  • Second Death of a Mad Wife
    2 Mar. 2018
    Kelly McBurnette-Andronicos is a world-building wonder; see her other works. From the play’s first moment, she immerses us in an atmospheric, surrealistic world. The unfolding relationship between crazy-cat-lady-with-a-gruesome-past Bunny Maybrick and creepily intrigued schoolboy Theo Voss is chilling and compelling. His morbid fascination with a murderess is riveting, and I did not see the delicious and spine-tingling twist coming. This play is a designer’s dream. An actor’s delight, it offers an exceptionally rich roles, including one for a mature woman. Highly recommended!
  • Shadow Play
    20 Jun. 2017
    Rich in subtext, this play boasts multidimensional roles for women. Foul-mouthed, tart Lucinda suffers no fools and sips spiked lemonade. She meanders in and out of realism, ever connected to a long-lost love. Daisy, a reporter for a mega-church, is ostensibly a dutiful Christian wife and mother. She carries secrets of an intense affair and a love child. Dialogue crackles with tension and wit. Though they hold opposed viewpoints, the women grudgingly cobble a friendship. A poetic parallel structure reveals clandestine love affairs in which the women engage—and ultimate realizations secrets won’t provide consolation at life’s end.
  • A Poison Squad of Whispering Women
    1 Mar. 2017

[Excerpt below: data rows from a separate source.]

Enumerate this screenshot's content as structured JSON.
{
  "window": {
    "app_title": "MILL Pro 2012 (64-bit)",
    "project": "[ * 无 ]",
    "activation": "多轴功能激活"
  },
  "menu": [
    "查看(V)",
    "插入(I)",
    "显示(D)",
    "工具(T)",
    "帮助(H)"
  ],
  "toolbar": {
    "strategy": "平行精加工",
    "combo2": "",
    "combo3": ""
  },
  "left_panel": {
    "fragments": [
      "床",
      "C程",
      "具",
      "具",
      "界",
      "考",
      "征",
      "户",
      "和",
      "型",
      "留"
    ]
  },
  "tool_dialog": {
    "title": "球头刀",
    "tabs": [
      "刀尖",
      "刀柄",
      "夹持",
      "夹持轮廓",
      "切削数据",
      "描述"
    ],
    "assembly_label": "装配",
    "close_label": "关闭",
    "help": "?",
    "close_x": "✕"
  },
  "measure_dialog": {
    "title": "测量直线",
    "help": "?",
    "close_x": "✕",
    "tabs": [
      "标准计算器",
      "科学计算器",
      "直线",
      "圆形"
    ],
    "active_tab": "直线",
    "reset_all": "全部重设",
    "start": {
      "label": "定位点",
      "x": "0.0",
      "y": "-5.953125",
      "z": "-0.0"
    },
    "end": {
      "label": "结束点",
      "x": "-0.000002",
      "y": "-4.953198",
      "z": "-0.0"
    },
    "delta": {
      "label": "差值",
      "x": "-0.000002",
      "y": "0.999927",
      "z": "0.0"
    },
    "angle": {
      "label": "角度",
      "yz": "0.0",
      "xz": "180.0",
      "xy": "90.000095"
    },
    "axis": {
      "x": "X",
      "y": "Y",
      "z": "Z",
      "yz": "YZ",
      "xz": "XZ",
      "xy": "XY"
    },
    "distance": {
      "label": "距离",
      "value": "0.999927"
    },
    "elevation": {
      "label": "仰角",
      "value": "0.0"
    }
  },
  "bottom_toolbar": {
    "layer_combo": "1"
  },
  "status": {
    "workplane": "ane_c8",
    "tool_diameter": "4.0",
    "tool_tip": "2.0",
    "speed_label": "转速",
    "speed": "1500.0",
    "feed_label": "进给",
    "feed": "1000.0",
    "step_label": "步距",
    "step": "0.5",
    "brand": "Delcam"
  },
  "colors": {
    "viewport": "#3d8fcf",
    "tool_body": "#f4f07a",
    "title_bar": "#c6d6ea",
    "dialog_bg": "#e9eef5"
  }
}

    This play of white supremacy/nationalism, abuse, gossip, and vengeance is ripe with theatrical potential and unfolds at a taut, compelling pace. During a thunderstorm, Sylvia stumbles into a KKK-infused “model American town” that conceals nefarious activities behind community do-gooding. Through vibrant, strong female characters, powerful language, and a breathtaking sense of impending danger, a brewing whirlwind unfolds. Both the weather and Sylvia’s moral compass go haywire when an unlikely gaggle of women unexpectedly unites to create its own tornado. The play and its rich subtext deeply resonate with our “post-truth” and increasingly nationalistic times.